Polisse – This was easily one of the most engaging, emotional, and exhausting dramatic films of the year. This French gem takes the viewer on a harsh, complex, gritty and work-obsessed journey into the lives of a group of cops in the Police Department’s Juvenile Protection Unit. What made this piece so powerful, was not only the horrendous stories of endangered children that our main characters came into contact with on a daily basis, but how they interacted among each other and in their personal lives given these difficult circumstances. I was impressed given the amount of storytelling and the number of characters followed at how solid the character development was in this film. The emotional 2 hour roller coaster of Polisse led to one of the most climatic and unforgettable endings to a film that I think I’ve ever seen.

Your Sister’s Sister – A grieving man accepts his dead brother’s ex-girlfriend’s invitation to get away from it all by taking a little break from life with a solo vacation at her family’s picturesque cabin. Unknowingly, the cabin is currently occupied by his dead brother’s ex-girlfriend’s lesbian (or bi-sexual?) sister who is also taking a much-needed mental break from life. They get drunk and…you can fill in the blank here. The following day, the brother’s ex-girlfriend (who also happens to be his best friend) arrives to keep the grieving man company and so begins our complicated love triangle, though it’s not your typical one. Of all the films I saw in 2012, this was the most surprising. Not only because of the rare story line but because of how smart it was with the material. Parts of the film were so organic that it felt like portions were  simply improvised between the three actors, done so fluidly, you felt like you were watching real sisters, best friends, and love interests maneuver this complex narrative. Again, well-written dialogue, spot on casting, and a graceful setting for such ungraceful circumstances culminate into a film that is funny and touching.

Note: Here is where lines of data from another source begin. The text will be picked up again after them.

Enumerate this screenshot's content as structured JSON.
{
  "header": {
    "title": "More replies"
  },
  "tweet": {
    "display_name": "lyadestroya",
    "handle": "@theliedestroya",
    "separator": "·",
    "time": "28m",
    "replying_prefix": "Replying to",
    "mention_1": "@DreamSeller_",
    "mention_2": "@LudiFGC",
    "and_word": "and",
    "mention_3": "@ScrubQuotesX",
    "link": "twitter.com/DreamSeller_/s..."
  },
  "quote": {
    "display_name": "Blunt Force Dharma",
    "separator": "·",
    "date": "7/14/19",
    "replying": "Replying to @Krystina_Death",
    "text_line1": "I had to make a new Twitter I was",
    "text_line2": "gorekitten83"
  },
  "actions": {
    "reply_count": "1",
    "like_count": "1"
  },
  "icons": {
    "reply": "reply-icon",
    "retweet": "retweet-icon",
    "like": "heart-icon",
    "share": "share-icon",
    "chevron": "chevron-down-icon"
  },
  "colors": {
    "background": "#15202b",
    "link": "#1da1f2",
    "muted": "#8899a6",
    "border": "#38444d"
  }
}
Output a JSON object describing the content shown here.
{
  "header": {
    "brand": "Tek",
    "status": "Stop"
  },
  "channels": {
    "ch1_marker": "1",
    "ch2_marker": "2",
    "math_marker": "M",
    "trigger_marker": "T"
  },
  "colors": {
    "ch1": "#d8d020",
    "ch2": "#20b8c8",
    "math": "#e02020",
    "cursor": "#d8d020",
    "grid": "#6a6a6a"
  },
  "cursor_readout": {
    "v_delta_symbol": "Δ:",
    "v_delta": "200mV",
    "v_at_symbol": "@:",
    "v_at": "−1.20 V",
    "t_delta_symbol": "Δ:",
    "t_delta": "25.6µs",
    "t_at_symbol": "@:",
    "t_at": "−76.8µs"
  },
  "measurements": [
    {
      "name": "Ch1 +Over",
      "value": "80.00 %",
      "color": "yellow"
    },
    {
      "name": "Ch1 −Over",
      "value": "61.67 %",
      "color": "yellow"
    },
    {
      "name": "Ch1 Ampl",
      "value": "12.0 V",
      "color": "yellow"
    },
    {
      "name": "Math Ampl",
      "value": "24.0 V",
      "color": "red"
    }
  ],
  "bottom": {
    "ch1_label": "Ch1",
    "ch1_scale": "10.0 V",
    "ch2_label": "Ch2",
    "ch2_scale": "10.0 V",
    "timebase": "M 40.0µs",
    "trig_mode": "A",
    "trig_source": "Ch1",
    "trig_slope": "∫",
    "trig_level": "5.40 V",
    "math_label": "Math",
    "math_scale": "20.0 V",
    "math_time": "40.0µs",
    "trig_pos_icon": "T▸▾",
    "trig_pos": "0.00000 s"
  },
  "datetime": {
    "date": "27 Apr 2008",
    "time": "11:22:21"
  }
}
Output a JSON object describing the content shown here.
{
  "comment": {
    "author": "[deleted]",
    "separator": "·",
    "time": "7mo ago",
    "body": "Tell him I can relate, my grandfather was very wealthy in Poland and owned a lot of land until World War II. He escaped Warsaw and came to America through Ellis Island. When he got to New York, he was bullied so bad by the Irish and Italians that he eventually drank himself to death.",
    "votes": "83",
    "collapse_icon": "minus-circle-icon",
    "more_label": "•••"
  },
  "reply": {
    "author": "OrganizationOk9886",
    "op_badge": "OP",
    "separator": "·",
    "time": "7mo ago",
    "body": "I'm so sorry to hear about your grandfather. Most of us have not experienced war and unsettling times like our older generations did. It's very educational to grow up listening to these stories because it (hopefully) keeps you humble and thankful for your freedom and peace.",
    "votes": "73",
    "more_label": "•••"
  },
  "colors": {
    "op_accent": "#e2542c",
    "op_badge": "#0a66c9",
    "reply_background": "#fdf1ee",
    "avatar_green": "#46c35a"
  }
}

Zero Dark Thirty – The most intense on the edge of your seat aggressive experience I had at the theater. A film so flawlessly paced, acted, written, and accomplished, it doesn’t at all feel like a nearly 3 hour film and I could have easily spent another 3 seeing where our heroine was off to next in her obsession for justice. Zero Dark Thirty takes us through the decade long capture and defeat of terrorist leader Osama bin Laden. Jessica Chastain is Maya, a woman on a mission who is not meant to be liked, doesn’t care to be liked, but demands to be taken seriously. (You go girl !) While much controversy surrounds this film in its accuracy and depth of knowledge of the events depicted, at the end of the day you cannot deny that what happened on the screen was anything short of a masterpiece. I was very disappointed by Director Kathryn Bigelow’s Oscar snub as this was a better crafted film than the The Hurt Locker. Easily my favorite film of the year (or closely tied with Celeste & Jesse Forever).


With that, my 2012 movie year in review is now behind me. You can read about my takes on the top classic films I spent time with last year as well and the documentary stories that moved me most here and here. Looking over this list I’m proud at how all over the place and diverse it is. As I agonized over this list for the last month before sharing it with you, I’ve come to realize and like how I can appreciate a commercial film as much as an independent film, love a quirky story as much as a political one, or cherish a foreign narrative in the same breathe as a domestic narrative. That’s the beauty of cinema, it’s an art form that has always tried to compete with itself, and like me, who wants to be placed in a box?

I can’t wait to see what 2013 brings to the silver screen.